Hobbes can’t seem to recognize these simple facts because he believes the individual is a helpless victim of incomprehensibly large, sinister forces. He writes that “understanding structural disadvantage is pretty complicated” and “we’re used to feeling helpless because for most of our lives we’ve been subject to huge forces beyond our control” and, incredibly, “Why is this all so hard?”

His solutions are similarly deluded. “Raise the minimum wage and tie it to inflation. Roll back anti-union laws to give workers more leverage against companies that treat them as if they’re disposable. Tilt the tax code away from the wealthy.” To call these ideas unimaginative would be an understatement. Essentially, he’s arguing that the remedy for the disastrous policy outcomes of the past 50 years is . . . the policies of the past 50 years! To me — an educated, right-of-center Millennial — this is the fundamental distinction between the liberal and conservative mind. In the crudest terms, liberals believe that the individual is powerless on his own and must be protected by the state, while conservatives believe the individual is completely autonomous and self-sufficient. Though the truth is likely somewhere between these two extremes, mine is closer to the latter view, while most Millennials lean heavily toward the former.

I believe the deeper, more difficult task is to rewire the Millennial brain. We need to replace the psychology of powerlessness, entitlement, and pessimism with a psychology of confidence, responsibility, and optimism. We can look to our grandparents, who survived the Great Depression, overcame diseases like polio, hoisted the stars-and-stripes at Iwo Jima, put a man on the moon, and built the most prosperous society the world has ever known. They were proud of what they accomplished and never complained about the hardships they had to overcome.

It’s time we took inspiration from the generations that came before us, channeling that energy into finding new solutions to our generation’s problems. I know we can rise to the occasion. And we’ll be happier and more prosperous when we do.

Christopher Rufo

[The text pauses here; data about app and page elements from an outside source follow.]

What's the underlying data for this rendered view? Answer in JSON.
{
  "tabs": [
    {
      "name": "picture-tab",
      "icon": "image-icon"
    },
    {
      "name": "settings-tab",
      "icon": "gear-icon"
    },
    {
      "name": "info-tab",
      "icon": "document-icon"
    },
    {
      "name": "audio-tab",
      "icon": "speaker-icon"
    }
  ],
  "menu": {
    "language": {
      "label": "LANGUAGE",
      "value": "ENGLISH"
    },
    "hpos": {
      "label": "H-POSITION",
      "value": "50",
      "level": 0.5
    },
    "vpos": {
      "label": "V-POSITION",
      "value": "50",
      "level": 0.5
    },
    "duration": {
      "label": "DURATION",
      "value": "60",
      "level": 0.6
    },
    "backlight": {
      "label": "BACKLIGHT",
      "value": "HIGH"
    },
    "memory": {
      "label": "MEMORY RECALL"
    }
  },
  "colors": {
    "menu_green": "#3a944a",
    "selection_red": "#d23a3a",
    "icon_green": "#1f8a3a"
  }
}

Former Director, Center on Wealth & Poverty
Christopher Rufo is former director of the Discovery Institute’s Center on Wealth & Poverty. He has directed four documentaries for PBS, Netflix, and international television, including his latest film, America Lost, that tells the story of three "forgotten American cities.” Christopher is currently a contributing editor of City Journal, where he covers poverty, homelessness, addiction, crime, and other afflictions. Christopher is a magna cum laude graduate of Georgetown University, Claremont Institute Lincoln Fellow, and has appeared on NPR, CNN, ABC, CBS, HLN, and FOX News.